When Mary Callaghan read in The Guardian that seniors were needed for an upcoming theatre production, she jumped for joy.
“The idea of being in a drama appealed to me. Although I hadn’t acted since grade school, it seemed like so much fun,” says the Summerside senior.
Similarly, after spending his life behind a camera, photographer Richard Furlong longed for an opportunity to jump into the action.
“I’ve always worked behind the scenes, recording everything. Now I’m creating an event,” says the York resident who, with Callaghan, is among the 25 participants developing new skills while mounting The Soul Bird Holds the Key.
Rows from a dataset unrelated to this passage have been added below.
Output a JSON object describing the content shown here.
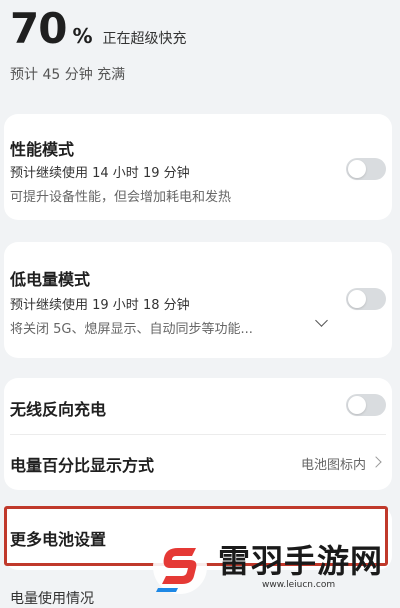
{
  "battery": {
    "percent": "70",
    "unit": "%",
    "status": "正在超级快充",
    "eta": "预计 45 分钟 充满"
  },
  "performance_mode": {
    "title": "性能模式",
    "estimate": "预计继续使用 14 小时 19 分钟",
    "description": "可提升设备性能，但会增加耗电和发热",
    "enabled": false
  },
  "low_power_mode": {
    "title": "低电量模式",
    "estimate": "预计继续使用 19 小时 18 分钟",
    "description": "将关闭 5G、熄屏显示、自动同步等功能...",
    "enabled": false
  },
  "wireless_reverse": {
    "title": "无线反向充电",
    "enabled": false
  },
  "percent_display": {
    "title": "电量百分比显示方式",
    "value": "电池图标内"
  },
  "more_settings": {
    "title": "更多电池设置"
  },
  "next_section": {
    "title": "电量使用情况"
  },
  "watermark": {
    "text": "雷羽手游网",
    "url": "www.leiucn.com",
    "brand_color": "#e53935"
  },
  "colors": {
    "background": "#f1f3f5",
    "card": "#ffffff",
    "toggle_off": "#d9dcdf",
    "highlight": "#c0392b"
  }
}
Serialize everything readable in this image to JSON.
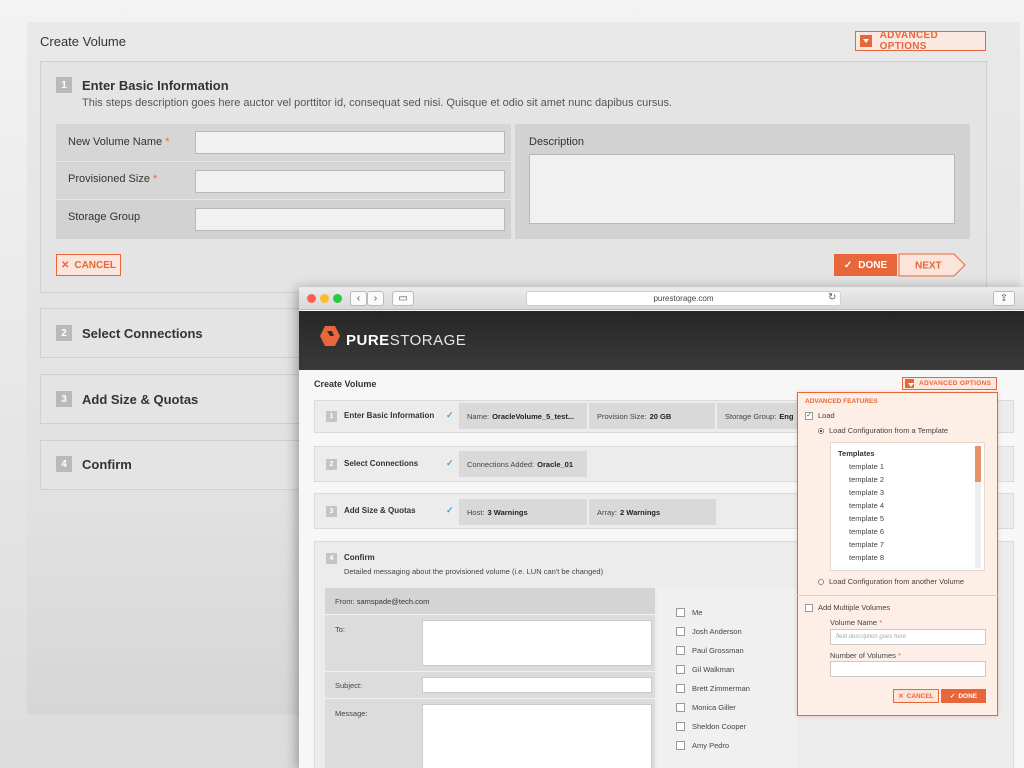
{
  "back": {
    "title": "Create Volume",
    "advanced_options": "ADVANCED OPTIONS",
    "steps": [
      {
        "num": "1",
        "title": "Enter Basic Information",
        "description": "This steps description goes here auctor vel porttitor id, consequat sed nisi. Quisque et odio sit amet nunc dapibus cursus."
      },
      {
        "num": "2",
        "title": "Select Connections"
      },
      {
        "num": "3",
        "title": "Add Size & Quotas"
      },
      {
        "num": "4",
        "title": "Confirm"
      }
    ],
    "fields": {
      "volume_name": "New Volume Name",
      "provisioned_size": "Provisioned Size",
      "storage_group": "Storage Group",
      "required": "*",
      "description": "Description"
    },
    "cancel": "CANCEL",
    "done": "DONE",
    "next": "NEXT"
  },
  "browser": {
    "url": "purestorage.com",
    "logo_bold": "PURE",
    "logo_light": "STORAGE",
    "title": "Create Volume",
    "advanced_options": "ADVANCED OPTIONS",
    "steps": [
      {
        "num": "1",
        "title": "Enter Basic Information",
        "check": "✓"
      },
      {
        "num": "2",
        "title": "Select Connections",
        "check": "✓"
      },
      {
        "num": "3",
        "title": "Add Size & Quotas",
        "check": "✓"
      },
      {
        "num": "4",
        "title": "Confirm",
        "description": "Detailed messaging about the provisioned volume (i.e. LUN can't be changed)"
      }
    ],
    "summary1": [
      {
        "label": "Name:",
        "value": "OracleVolume_5_test..."
      },
      {
        "label": "Provision Size:",
        "value": "20 GB"
      },
      {
        "label": "Storage Group:",
        "value": "Eng"
      }
    ],
    "summary2": {
      "label": "Connections Added:",
      "value": "Oracle_01"
    },
    "summary3": [
      {
        "label": "Host:",
        "value": "3 Warnings"
      },
      {
        "label": "Array:",
        "value": "2 Warnings"
      }
    ],
    "email": {
      "from_label": "From:",
      "from_value": "samspade@tech.com",
      "to": "To:",
      "subject": "Subject:",
      "message": "Message:"
    },
    "recipients": [
      "Me",
      "Josh Anderson",
      "Paul Grossman",
      "Gil Walkman",
      "Brett Zimmerman",
      "Monica Giller",
      "Sheldon Cooper",
      "Amy Pedro"
    ]
  },
  "advanced": {
    "heading": "ADVANCED FEATURES",
    "load": "Load",
    "load_template": "Load Configuration from a Template",
    "templates_title": "Templates",
    "templates": [
      "template 1",
      "template 2",
      "template 3",
      "template 4",
      "template 5",
      "template 6",
      "template 7",
      "template 8"
    ],
    "load_volume": "Load Configuration from another Volume",
    "add_multiple": "Add Multiple Volumes",
    "volume_name": "Volume Name",
    "volume_placeholder": "field description goes here",
    "number_of_volumes": "Number of Volumes",
    "required": "*",
    "cancel": "CANCEL",
    "done": "DONE"
  },
  "colors": {
    "accent": "#e8673a",
    "check": "#4a9fd8"
  }
}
Sponsored by A.C.T.S. (Adults Coming Together Socially) at First Baptist Church and funded by L.E.A.P. (Learning Elders Arts Program), the show hits the boards of the Fellowship Hall of First Baptist Church in Charlottetown on March 13 at 2 p.m. (storm date, March 20).
Based on the book by Michal Snunit and adapted for the stage by director Joscelynne Bordeaux, it’s the story of a special bird that lives inside the human heart and opens and closes the drawers of the soul, the place that contains all feelings.
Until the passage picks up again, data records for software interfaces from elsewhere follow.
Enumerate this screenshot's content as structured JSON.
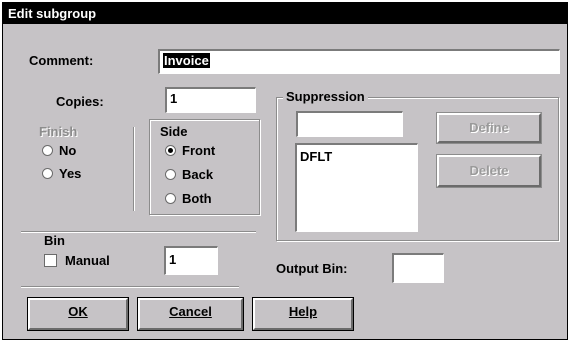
{
  "title": "Edit subgroup",
  "comment": {
    "label": "Comment:",
    "value": "Invoice"
  },
  "copies": {
    "label": "Copies:",
    "value": "1"
  },
  "finish": {
    "label": "Finish",
    "options": [
      "No",
      "Yes"
    ]
  },
  "side": {
    "label": "Side",
    "options": [
      "Front",
      "Back",
      "Both"
    ],
    "selected": "Front"
  },
  "suppression": {
    "label": "Suppression",
    "input_value": "",
    "list_items": [
      "DFLT"
    ],
    "define_label": "Define",
    "delete_label": "Delete"
  },
  "bin": {
    "label": "Bin",
    "manual_label": "Manual",
    "value": "1"
  },
  "output_bin": {
    "label": "Output Bin:",
    "value": ""
  },
  "buttons": {
    "ok": "OK",
    "cancel": "Cancel",
    "help": "Help"
  }
}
“I wear the happiness mask. It represents love and compassion that comes from the brain and spreads throughout the body,” says cast member Lynn Crosby, who is thrilled with the new skills she’s acquiring.
“We’re learning about blocking, cues and how to express our emotions on stage as well as co-operation and moving to music,” says the Charlottetown senior.
For Faith-Marie McKenney, it’s an opportunity to Getting learn about black light theatre, which is being used in the show.
“One time, a long time ago, I saw the Famous People Players. And I was very impressed. They used black light and I always wondered how it worked. Now I’m finding out,” says McKenney, the former director of the P.E.I. Sing For Joy Choristers.
While the narrator, Bill McFadden, reads the script, cast members, dressed in black, move across the stage.
“Although everything is visible now, things will change when we switch the black light on,” explains Boudeaux.
Last week, Julia Sauve of Luminosity Black Light Theatre dropped by with one of the black lights that she will lend the group for the show.
“Cast members were thrilled. They all had their masks on and the colours just popped out. It was so magical. With the brightly-coloured props, this show is going to dance,” says Boudeaux.
Watching the elements of the production come together pleases Marlene Bryenton, project co-ordinator.
“The play is coming to life. Joscelynne has spent an enormous amount of time on the props. We’re making it an interactive show, one that all participants can take part in, whether they’re on stage or standing, ready to come on next. Everyone has something to do and something to contribute,” she says.
Furlong is also pleased with his first performing experience.
“I’m wearing a mask so I don’t have to get stage fright. And, there are no lines to learn. So it’s an intermediate step to acting.
“Then when the black light comes on, it doesn’t matter how poorly you thought you painted your mask, it looks colourful and terrific.”
AT A GLANCE
Behind the scenes
- Doug and Nancy Lee, who lead a ministry for seniors at First Baptist Church, and Marlene Bryenton came together as a team to do something for seniors.
- The Lees had a copy of The Soul Bird. "We asked, 'what can we do with it?' So we contacted actress Joscelynne Bordeaux. And one thing led to another and the next thing you know we had decided to do it in black light," says Bryenton.
- The Soul Bird Holds the Key is one of the projects of L.E.A.P. (Learning Elders Arts Program).
- The L.E.A.P. program is administered by the P.E.I. Senior Citizens' Federation and funded by the P.E.I. department of culture and tourism, under the direction of minister Robert Henderson.